Stored dataset items:
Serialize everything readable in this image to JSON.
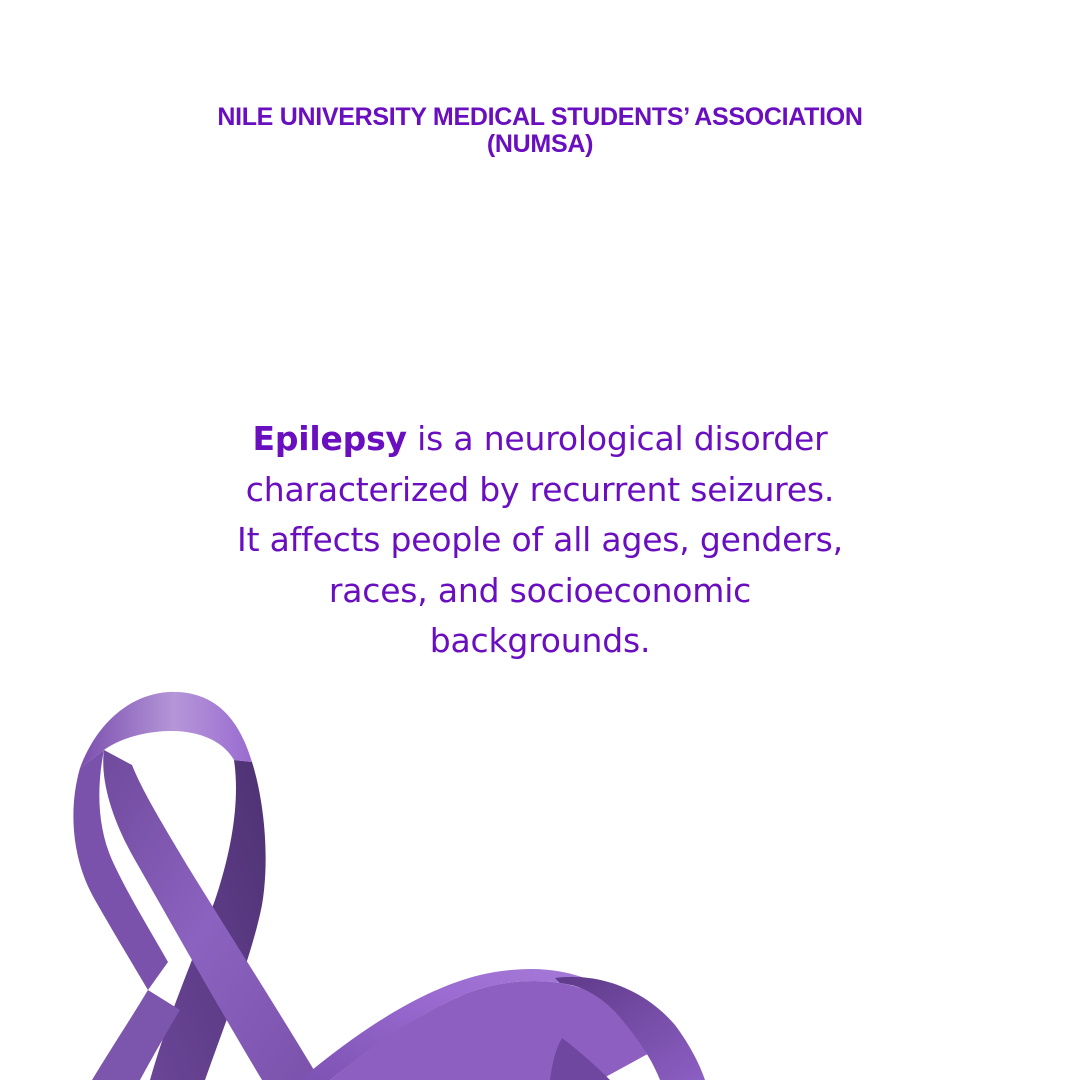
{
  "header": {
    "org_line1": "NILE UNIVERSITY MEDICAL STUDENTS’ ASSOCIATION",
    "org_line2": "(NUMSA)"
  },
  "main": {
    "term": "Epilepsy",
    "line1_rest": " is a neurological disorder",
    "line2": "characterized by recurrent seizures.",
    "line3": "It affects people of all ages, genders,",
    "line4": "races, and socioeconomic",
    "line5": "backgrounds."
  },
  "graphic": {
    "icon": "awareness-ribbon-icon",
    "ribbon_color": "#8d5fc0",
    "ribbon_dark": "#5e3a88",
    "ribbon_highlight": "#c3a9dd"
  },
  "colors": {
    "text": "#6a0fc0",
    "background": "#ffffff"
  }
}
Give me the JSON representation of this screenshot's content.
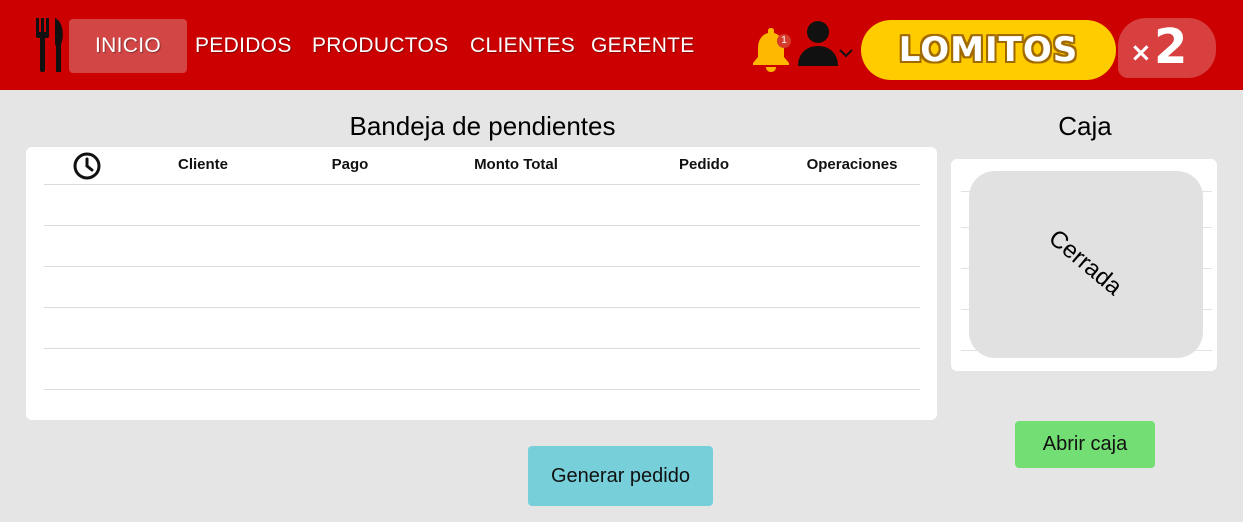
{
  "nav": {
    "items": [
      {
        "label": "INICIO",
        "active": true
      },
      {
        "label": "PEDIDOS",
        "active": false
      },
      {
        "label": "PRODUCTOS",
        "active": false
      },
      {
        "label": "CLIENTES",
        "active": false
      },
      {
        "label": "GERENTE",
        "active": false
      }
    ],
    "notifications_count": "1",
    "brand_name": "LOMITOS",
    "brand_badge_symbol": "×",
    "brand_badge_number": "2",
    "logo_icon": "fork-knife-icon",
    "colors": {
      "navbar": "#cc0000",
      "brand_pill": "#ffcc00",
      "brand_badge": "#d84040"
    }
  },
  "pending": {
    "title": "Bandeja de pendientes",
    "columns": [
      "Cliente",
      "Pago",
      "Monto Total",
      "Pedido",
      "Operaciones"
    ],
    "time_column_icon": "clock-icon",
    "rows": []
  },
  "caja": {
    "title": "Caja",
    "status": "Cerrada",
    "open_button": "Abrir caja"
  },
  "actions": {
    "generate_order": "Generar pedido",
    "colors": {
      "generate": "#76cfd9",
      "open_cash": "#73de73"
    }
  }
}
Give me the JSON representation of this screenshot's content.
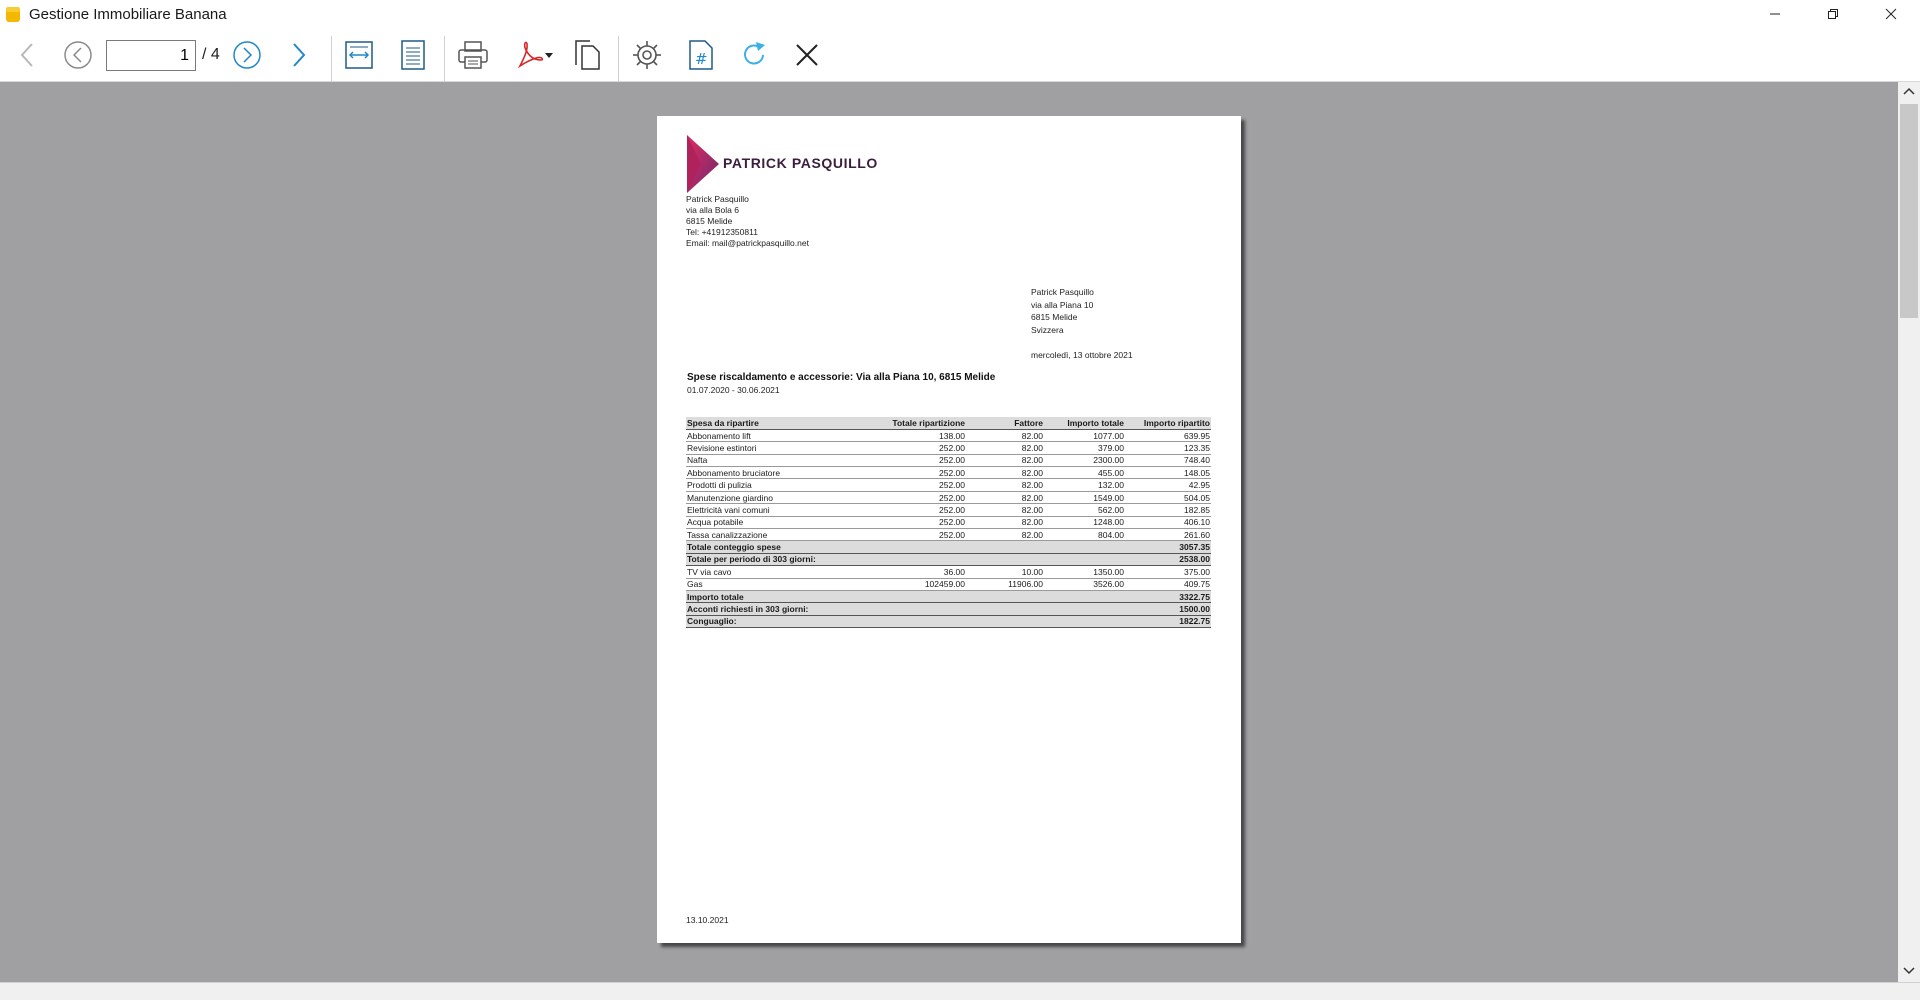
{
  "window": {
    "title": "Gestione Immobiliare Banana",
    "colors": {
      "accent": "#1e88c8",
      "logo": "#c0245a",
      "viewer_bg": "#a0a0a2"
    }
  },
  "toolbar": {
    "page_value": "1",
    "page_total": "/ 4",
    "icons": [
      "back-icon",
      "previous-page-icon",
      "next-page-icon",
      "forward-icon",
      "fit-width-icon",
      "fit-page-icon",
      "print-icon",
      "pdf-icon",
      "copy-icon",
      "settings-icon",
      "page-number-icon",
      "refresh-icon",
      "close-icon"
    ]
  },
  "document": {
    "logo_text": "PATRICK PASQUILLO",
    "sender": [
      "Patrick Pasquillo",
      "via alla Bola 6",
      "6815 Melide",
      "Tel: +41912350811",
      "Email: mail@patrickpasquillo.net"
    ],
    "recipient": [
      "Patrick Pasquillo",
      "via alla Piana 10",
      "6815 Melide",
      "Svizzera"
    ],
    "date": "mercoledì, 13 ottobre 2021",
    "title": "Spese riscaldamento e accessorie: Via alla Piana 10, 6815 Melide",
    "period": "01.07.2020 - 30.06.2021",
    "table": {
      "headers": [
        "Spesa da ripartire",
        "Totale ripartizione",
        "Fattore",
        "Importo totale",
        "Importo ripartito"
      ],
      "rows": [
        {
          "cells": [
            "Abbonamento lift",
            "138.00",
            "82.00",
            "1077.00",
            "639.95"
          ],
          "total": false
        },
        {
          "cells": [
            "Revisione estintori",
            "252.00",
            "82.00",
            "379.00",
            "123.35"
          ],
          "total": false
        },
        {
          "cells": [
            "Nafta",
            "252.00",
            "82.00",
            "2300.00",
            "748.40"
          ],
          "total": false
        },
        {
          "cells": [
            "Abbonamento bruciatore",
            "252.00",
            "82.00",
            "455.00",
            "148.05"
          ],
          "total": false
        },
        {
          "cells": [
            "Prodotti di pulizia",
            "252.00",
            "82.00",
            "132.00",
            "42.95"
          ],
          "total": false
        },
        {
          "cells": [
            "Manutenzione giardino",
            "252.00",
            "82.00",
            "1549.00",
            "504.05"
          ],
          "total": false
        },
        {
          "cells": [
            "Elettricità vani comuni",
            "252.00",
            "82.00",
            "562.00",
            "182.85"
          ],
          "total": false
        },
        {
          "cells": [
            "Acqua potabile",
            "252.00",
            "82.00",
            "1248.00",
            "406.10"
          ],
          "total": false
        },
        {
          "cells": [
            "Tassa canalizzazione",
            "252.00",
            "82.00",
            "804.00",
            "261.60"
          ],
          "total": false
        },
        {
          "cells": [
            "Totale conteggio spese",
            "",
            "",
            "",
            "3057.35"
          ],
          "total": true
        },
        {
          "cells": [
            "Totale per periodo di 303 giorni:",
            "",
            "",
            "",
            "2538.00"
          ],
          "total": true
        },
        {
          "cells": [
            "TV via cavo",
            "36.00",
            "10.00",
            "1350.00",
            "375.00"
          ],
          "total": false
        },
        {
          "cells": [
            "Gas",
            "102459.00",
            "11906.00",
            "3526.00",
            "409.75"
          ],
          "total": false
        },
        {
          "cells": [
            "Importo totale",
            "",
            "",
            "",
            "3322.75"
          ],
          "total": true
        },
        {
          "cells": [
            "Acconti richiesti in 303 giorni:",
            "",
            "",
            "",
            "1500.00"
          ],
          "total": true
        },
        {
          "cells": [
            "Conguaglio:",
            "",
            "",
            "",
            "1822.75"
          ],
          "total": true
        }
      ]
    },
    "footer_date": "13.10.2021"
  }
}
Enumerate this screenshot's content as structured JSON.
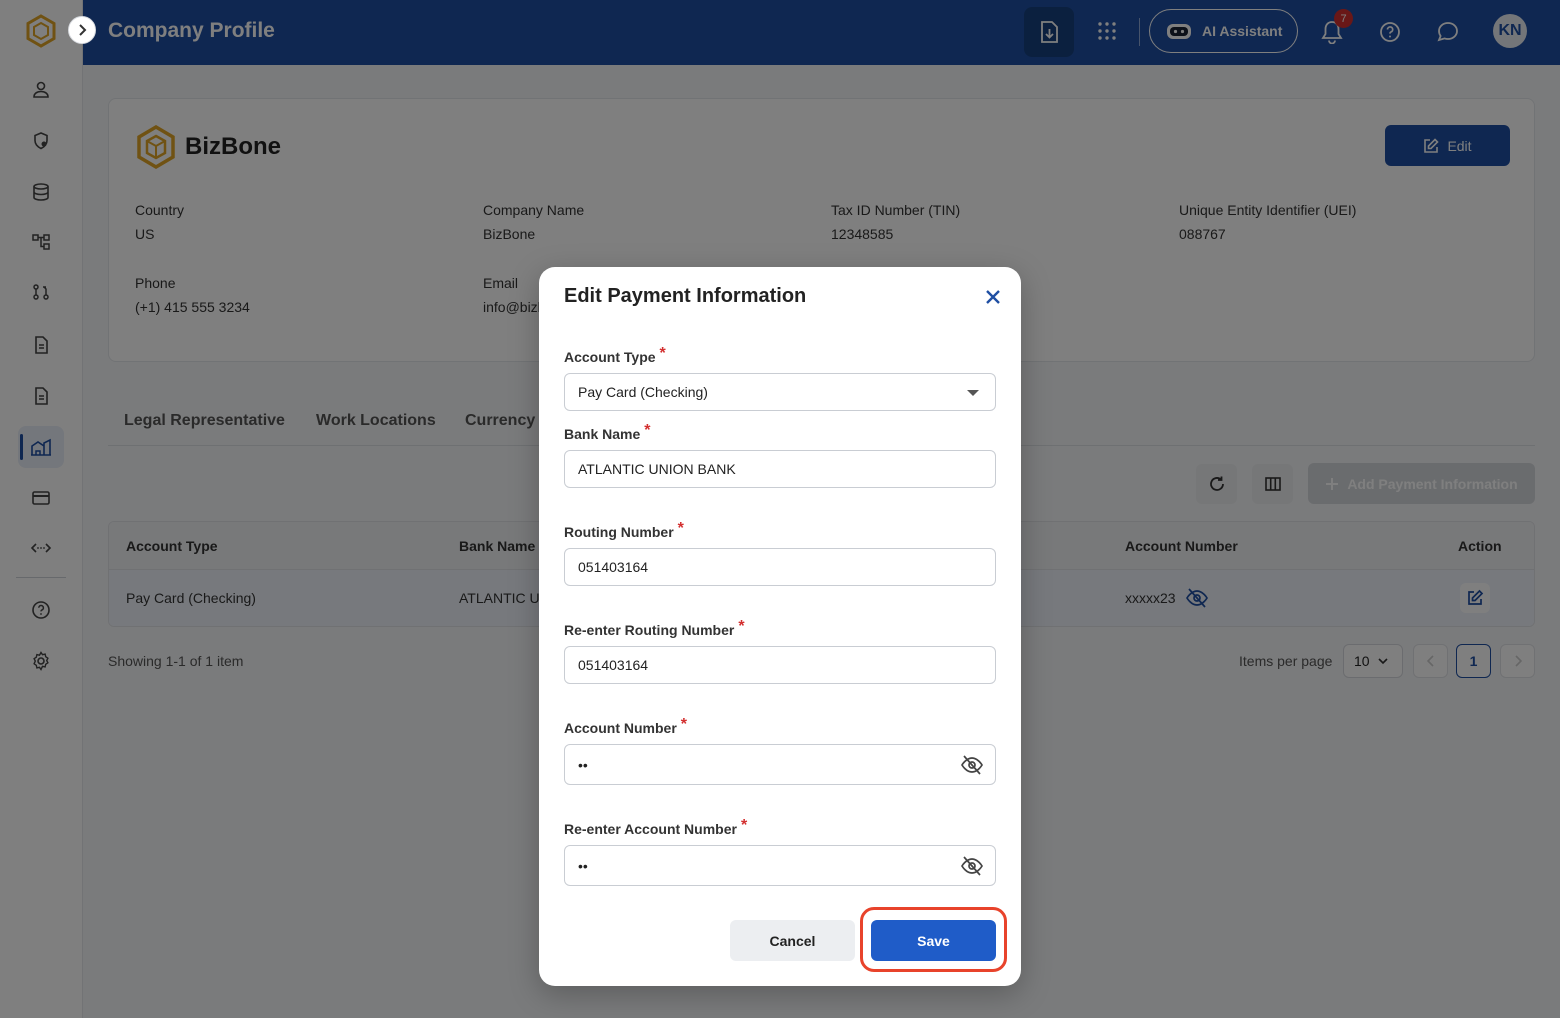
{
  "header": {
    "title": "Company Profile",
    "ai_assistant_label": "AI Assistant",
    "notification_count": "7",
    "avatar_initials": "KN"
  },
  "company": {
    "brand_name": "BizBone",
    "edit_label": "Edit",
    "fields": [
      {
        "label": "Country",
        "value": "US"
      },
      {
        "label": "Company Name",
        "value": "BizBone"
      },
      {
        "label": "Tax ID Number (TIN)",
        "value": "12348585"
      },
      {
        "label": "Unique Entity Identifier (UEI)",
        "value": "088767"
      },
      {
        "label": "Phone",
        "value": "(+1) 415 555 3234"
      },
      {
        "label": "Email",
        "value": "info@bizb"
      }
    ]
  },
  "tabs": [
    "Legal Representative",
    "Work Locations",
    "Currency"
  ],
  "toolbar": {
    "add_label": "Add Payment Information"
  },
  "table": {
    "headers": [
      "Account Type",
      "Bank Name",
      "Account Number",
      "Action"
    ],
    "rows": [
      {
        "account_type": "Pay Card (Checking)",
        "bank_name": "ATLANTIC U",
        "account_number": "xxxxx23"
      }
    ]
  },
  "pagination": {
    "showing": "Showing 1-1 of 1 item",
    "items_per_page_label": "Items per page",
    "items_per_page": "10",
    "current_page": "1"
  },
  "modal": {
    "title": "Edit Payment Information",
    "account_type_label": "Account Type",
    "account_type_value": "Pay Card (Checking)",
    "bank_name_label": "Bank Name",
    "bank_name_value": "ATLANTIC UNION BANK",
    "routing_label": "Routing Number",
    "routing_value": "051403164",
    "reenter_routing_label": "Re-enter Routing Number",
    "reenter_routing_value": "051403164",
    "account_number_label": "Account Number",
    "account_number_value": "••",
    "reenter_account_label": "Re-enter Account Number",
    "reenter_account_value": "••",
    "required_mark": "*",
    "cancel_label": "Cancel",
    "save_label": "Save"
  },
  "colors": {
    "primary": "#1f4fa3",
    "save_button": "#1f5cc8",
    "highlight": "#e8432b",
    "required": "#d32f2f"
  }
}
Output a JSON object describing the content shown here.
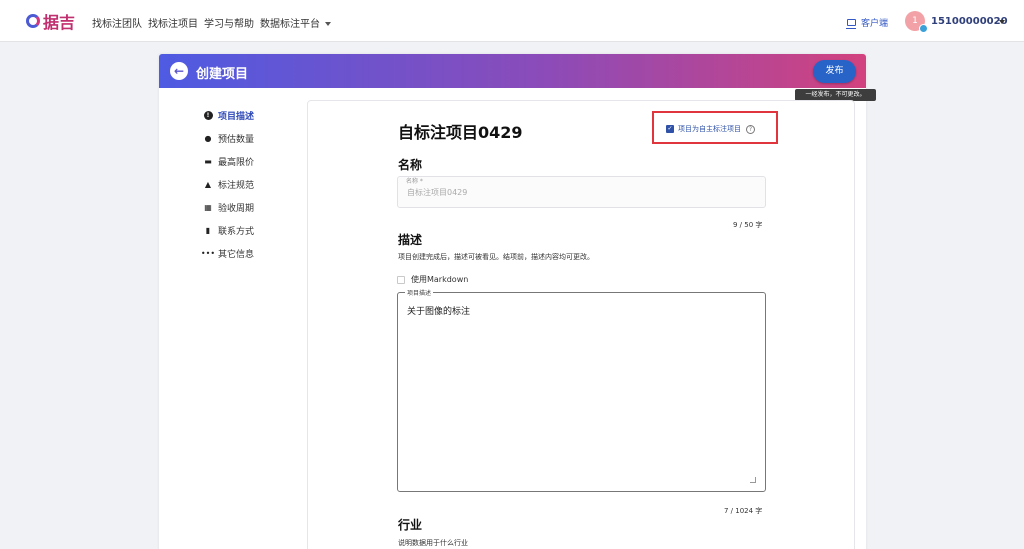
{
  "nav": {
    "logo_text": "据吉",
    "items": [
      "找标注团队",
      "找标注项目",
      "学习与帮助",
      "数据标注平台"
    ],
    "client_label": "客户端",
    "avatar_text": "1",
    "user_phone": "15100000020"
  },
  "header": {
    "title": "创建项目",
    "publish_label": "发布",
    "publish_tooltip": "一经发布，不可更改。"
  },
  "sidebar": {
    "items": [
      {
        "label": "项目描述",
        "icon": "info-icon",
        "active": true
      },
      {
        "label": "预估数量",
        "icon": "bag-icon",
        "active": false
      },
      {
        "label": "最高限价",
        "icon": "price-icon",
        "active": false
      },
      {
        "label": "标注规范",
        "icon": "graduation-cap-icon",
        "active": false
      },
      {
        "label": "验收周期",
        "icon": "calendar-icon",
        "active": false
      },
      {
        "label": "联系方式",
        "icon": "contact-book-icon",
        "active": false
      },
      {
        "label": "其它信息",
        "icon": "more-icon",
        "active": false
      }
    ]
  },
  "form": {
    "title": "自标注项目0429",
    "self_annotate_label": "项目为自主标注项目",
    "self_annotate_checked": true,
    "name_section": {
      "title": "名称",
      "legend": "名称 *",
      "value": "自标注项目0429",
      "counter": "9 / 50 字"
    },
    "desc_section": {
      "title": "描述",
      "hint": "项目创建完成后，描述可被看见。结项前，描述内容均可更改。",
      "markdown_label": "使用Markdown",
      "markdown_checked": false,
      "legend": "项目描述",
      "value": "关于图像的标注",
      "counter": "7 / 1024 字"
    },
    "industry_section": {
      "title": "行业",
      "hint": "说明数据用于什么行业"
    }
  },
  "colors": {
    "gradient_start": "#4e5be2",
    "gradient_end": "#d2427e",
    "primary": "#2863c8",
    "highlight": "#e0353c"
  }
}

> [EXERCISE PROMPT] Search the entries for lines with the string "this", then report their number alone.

> [ANSWER BELOW] 4